What to work on —
Scan the data for "email" and copy the lines it appears in.

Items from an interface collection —
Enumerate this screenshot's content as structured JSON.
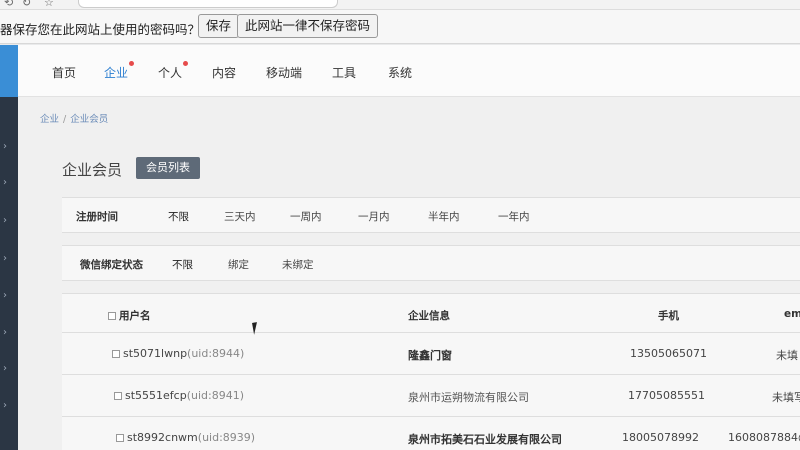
{
  "browser": {
    "save_prompt": "器保存您在此网站上使用的密码吗？",
    "save_button": "保存",
    "never_button": "此网站一律不保存密码"
  },
  "topnav": {
    "items": [
      {
        "label": "首页",
        "active": false,
        "badge": false
      },
      {
        "label": "企业",
        "active": true,
        "badge": true
      },
      {
        "label": "个人",
        "active": false,
        "badge": true
      },
      {
        "label": "内容",
        "active": false,
        "badge": false
      },
      {
        "label": "移动端",
        "active": false,
        "badge": false
      },
      {
        "label": "工具",
        "active": false,
        "badge": false
      },
      {
        "label": "系统",
        "active": false,
        "badge": false
      }
    ]
  },
  "breadcrumb": {
    "items": [
      "企业",
      "企业会员"
    ],
    "separator": "/"
  },
  "page": {
    "title": "企业会员",
    "tab_label": "会员列表"
  },
  "filters": {
    "register_time": {
      "label": "注册时间",
      "options": [
        "不限",
        "三天内",
        "一周内",
        "一月内",
        "半年内",
        "一年内"
      ],
      "selected": "不限"
    },
    "wechat_bind": {
      "label": "微信绑定状态",
      "options": [
        "不限",
        "绑定",
        "未绑定"
      ],
      "selected": "不限"
    }
  },
  "table": {
    "headers": {
      "username": "用户名",
      "company": "企业信息",
      "phone": "手机",
      "email": "em"
    },
    "rows": [
      {
        "username": "st5071lwnp",
        "uid": "(uid:8944)",
        "company": "隆鑫门窗",
        "phone": "13505065071",
        "email": "未填"
      },
      {
        "username": "st5551efcp",
        "uid": "(uid:8941)",
        "company": "泉州市运朔物流有限公司",
        "phone": "17705085551",
        "email": "未填写"
      },
      {
        "username": "st8992cnwm",
        "uid": "(uid:8939)",
        "company": "泉州市拓美石石业发展有限公司",
        "phone": "18005078992",
        "email": "1608087884@"
      }
    ]
  },
  "colors": {
    "accent": "#2d7fd0",
    "sidebar": "#2b3644",
    "tab_button": "#5e6a78",
    "badge": "#e64b4b"
  }
}
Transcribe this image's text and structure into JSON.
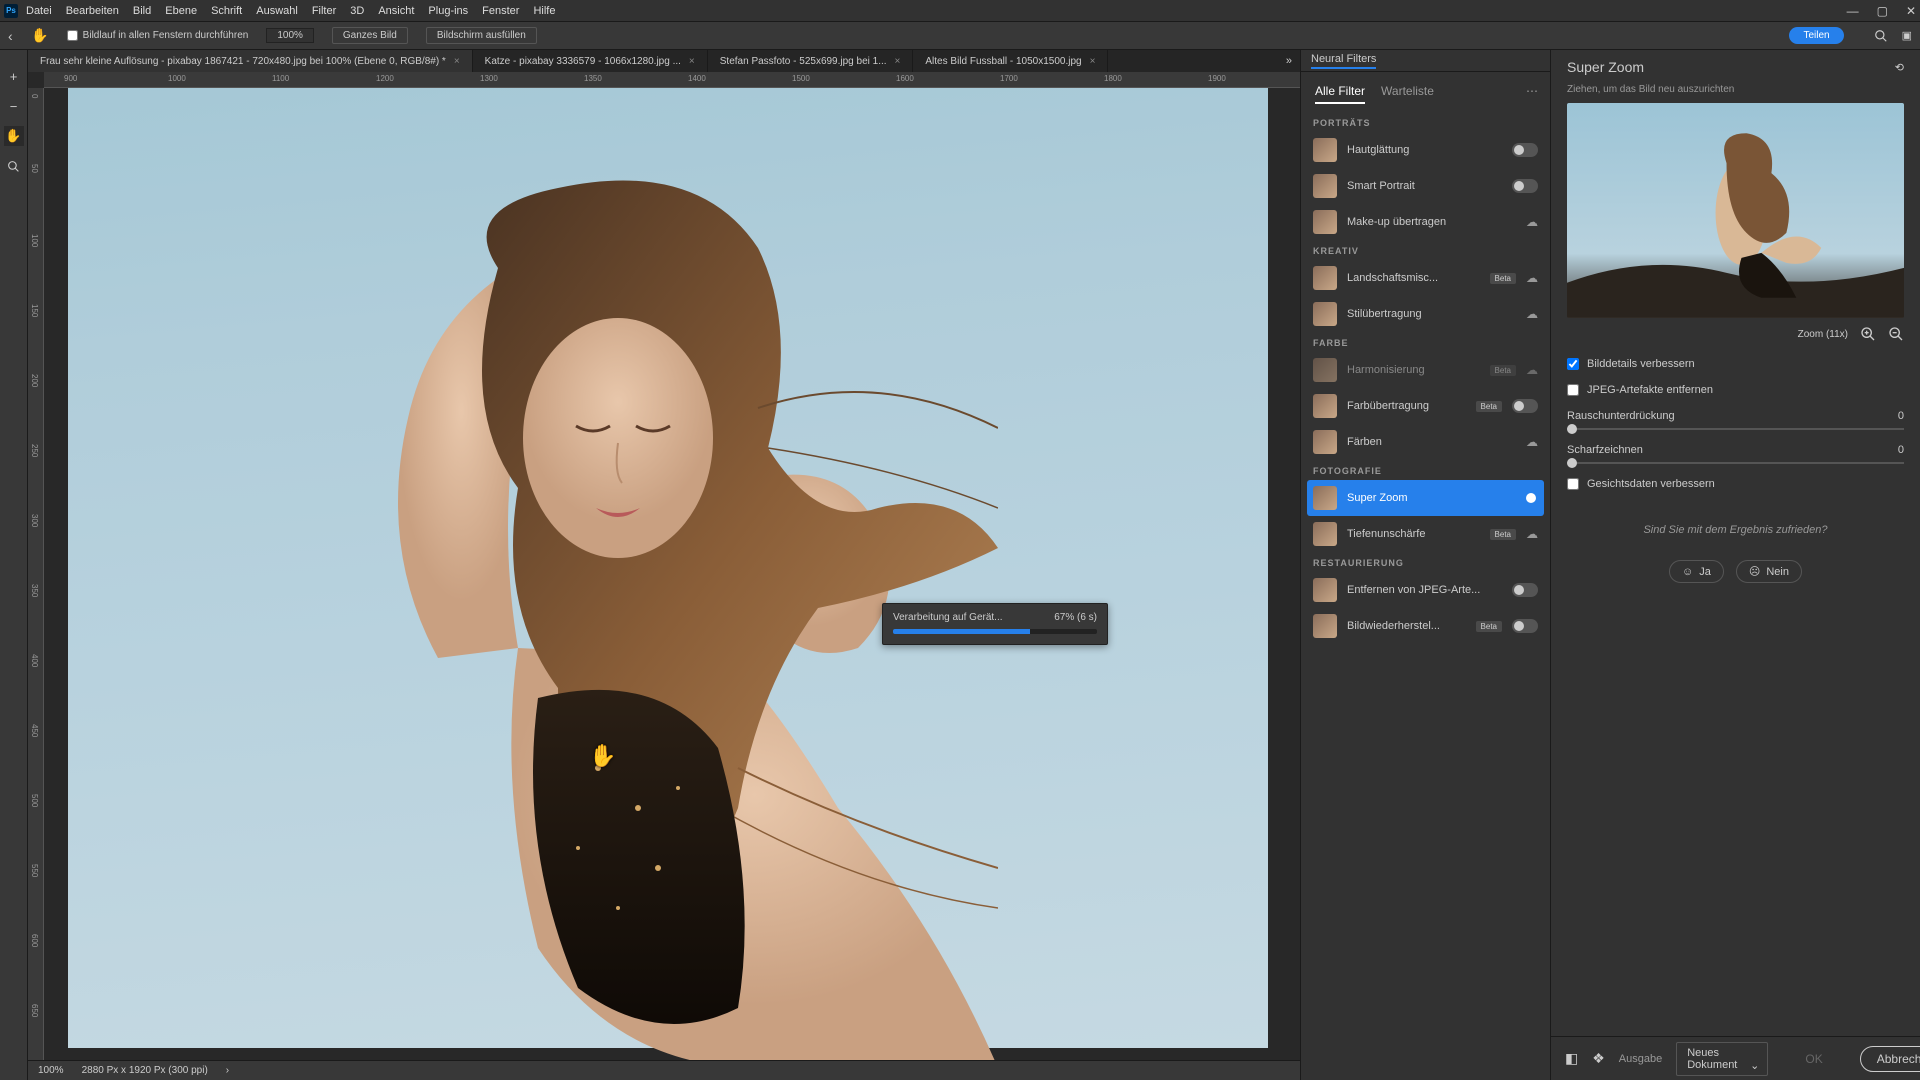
{
  "menu": [
    "Datei",
    "Bearbeiten",
    "Bild",
    "Ebene",
    "Schrift",
    "Auswahl",
    "Filter",
    "3D",
    "Ansicht",
    "Plug-ins",
    "Fenster",
    "Hilfe"
  ],
  "options": {
    "scroll_all": "Bildlauf in allen Fenstern durchführen",
    "zoom": "100%",
    "btn1": "Ganzes Bild",
    "btn2": "Bildschirm ausfüllen",
    "share": "Teilen"
  },
  "tabs": [
    {
      "label": "Frau sehr kleine Auflösung - pixabay 1867421 - 720x480.jpg bei 100% (Ebene 0, RGB/8#) *",
      "active": true
    },
    {
      "label": "Katze - pixabay 3336579 - 1066x1280.jpg ...",
      "active": false
    },
    {
      "label": "Stefan Passfoto - 525x699.jpg bei 1...",
      "active": false
    },
    {
      "label": "Altes Bild Fussball - 1050x1500.jpg",
      "active": false
    }
  ],
  "ruler_h": [
    "900",
    "1000",
    "1100",
    "1200",
    "1300",
    "1350",
    "1400",
    "1500",
    "1600",
    "1700",
    "1800",
    "1900"
  ],
  "ruler_v": [
    "0",
    "50",
    "100",
    "150",
    "200",
    "250",
    "300",
    "350",
    "400",
    "450",
    "500",
    "550",
    "600",
    "650"
  ],
  "progress": {
    "label": "Verarbeitung auf Gerät...",
    "pct": "67% (6 s)",
    "value": 67
  },
  "status": {
    "zoom": "100%",
    "dims": "2880 Px x 1920 Px (300 ppi)"
  },
  "nf": {
    "title": "Neural Filters",
    "tabs": [
      "Alle Filter",
      "Warteliste"
    ],
    "sections": [
      {
        "title": "PORTRÄTS",
        "items": [
          {
            "name": "Hautglättung",
            "ctrl": "toggle",
            "on": false
          },
          {
            "name": "Smart Portrait",
            "ctrl": "toggle",
            "on": false
          },
          {
            "name": "Make-up übertragen",
            "ctrl": "cloud"
          }
        ]
      },
      {
        "title": "KREATIV",
        "items": [
          {
            "name": "Landschaftsmisc...",
            "ctrl": "cloud",
            "beta": true
          },
          {
            "name": "Stilübertragung",
            "ctrl": "cloud"
          }
        ]
      },
      {
        "title": "FARBE",
        "items": [
          {
            "name": "Harmonisierung",
            "ctrl": "cloud",
            "beta": true,
            "dim": true
          },
          {
            "name": "Farbübertragung",
            "ctrl": "toggle",
            "on": false,
            "beta": true
          },
          {
            "name": "Färben",
            "ctrl": "cloud"
          }
        ]
      },
      {
        "title": "FOTOGRAFIE",
        "items": [
          {
            "name": "Super Zoom",
            "ctrl": "toggle",
            "on": true,
            "active": true
          },
          {
            "name": "Tiefenunschärfe",
            "ctrl": "cloud",
            "beta": true
          }
        ]
      },
      {
        "title": "RESTAURIERUNG",
        "items": [
          {
            "name": "Entfernen von JPEG-Arte...",
            "ctrl": "toggle",
            "on": false
          },
          {
            "name": "Bildwiederherstel...",
            "ctrl": "toggle",
            "on": false,
            "beta": true
          }
        ]
      }
    ]
  },
  "sz": {
    "title": "Super Zoom",
    "hint": "Ziehen, um das Bild neu auszurichten",
    "zoom_label": "Zoom (11x)",
    "c1": {
      "label": "Bilddetails verbessern",
      "checked": true
    },
    "c2": {
      "label": "JPEG-Artefakte entfernen",
      "checked": false
    },
    "s1": {
      "label": "Rauschunterdrückung",
      "val": "0"
    },
    "s2": {
      "label": "Scharfzeichnen",
      "val": "0"
    },
    "c3": {
      "label": "Gesichtsdaten verbessern",
      "checked": false
    },
    "feedback": "Sind Sie mit dem Ergebnis zufrieden?",
    "yes": "Ja",
    "no": "Nein"
  },
  "bottom": {
    "output": "Ausgabe",
    "select": "Neues Dokument",
    "ok": "OK",
    "cancel": "Abbrechen"
  }
}
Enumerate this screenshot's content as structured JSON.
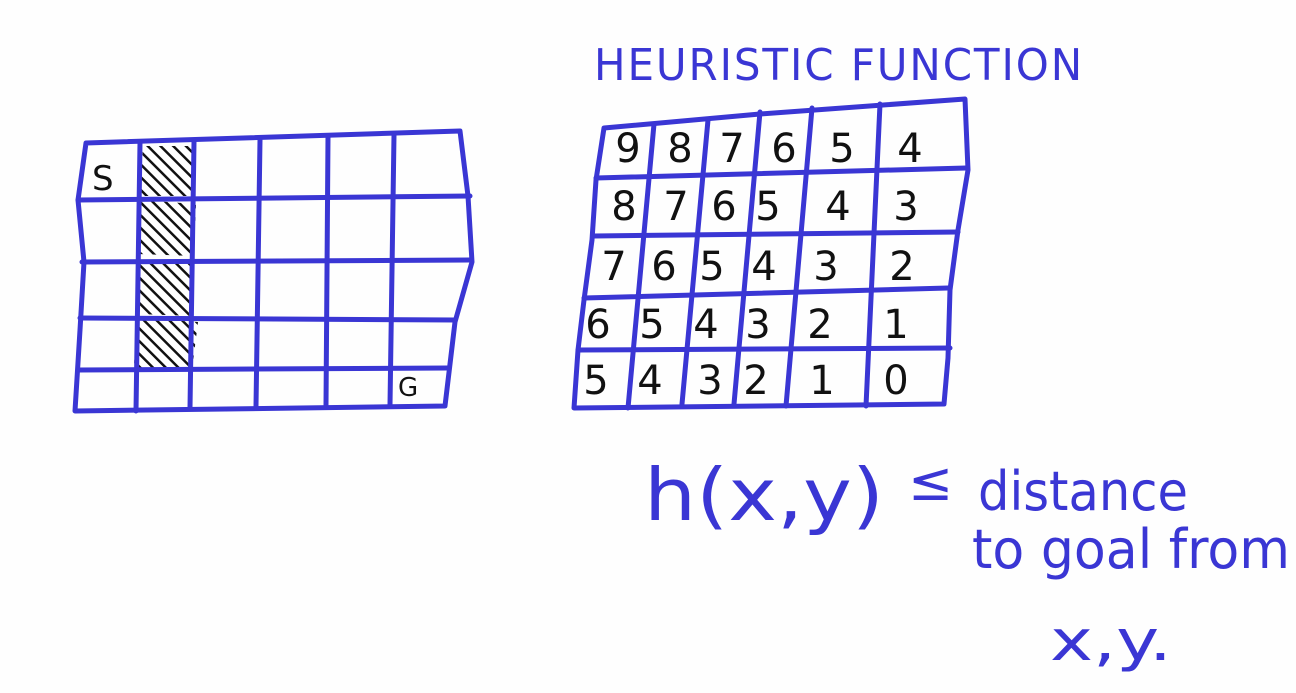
{
  "ink_color": "#3a36d4",
  "text_color": "#111111",
  "left_grid": {
    "rows": 5,
    "cols": 6,
    "start_label": "S",
    "goal_label": "G",
    "blocked_cells": [
      [
        0,
        1
      ],
      [
        1,
        1
      ],
      [
        2,
        1
      ],
      [
        3,
        1
      ]
    ],
    "start_cell": [
      0,
      0
    ],
    "goal_cell": [
      4,
      5
    ]
  },
  "heuristic": {
    "title": "HEURISTIC FUNCTION",
    "rows": 5,
    "cols": 6,
    "values": [
      [
        "9",
        "8",
        "7",
        "6",
        "5",
        "4"
      ],
      [
        "8",
        "7",
        "6",
        "5",
        "4",
        "3"
      ],
      [
        "7",
        "6",
        "5",
        "4",
        "3",
        "2"
      ],
      [
        "6",
        "5",
        "4",
        "3",
        "2",
        "1"
      ],
      [
        "5",
        "4",
        "3",
        "2",
        "1",
        "0"
      ]
    ]
  },
  "formula": {
    "lhs": "h(x,y)",
    "relation": "≤",
    "line1": "distance",
    "line2": "to goal from",
    "line3": "x,y."
  }
}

Reply to the task —
      "email": "em"
        "email": "未填"
        "email": "未填写"
        "email": "1608087884@"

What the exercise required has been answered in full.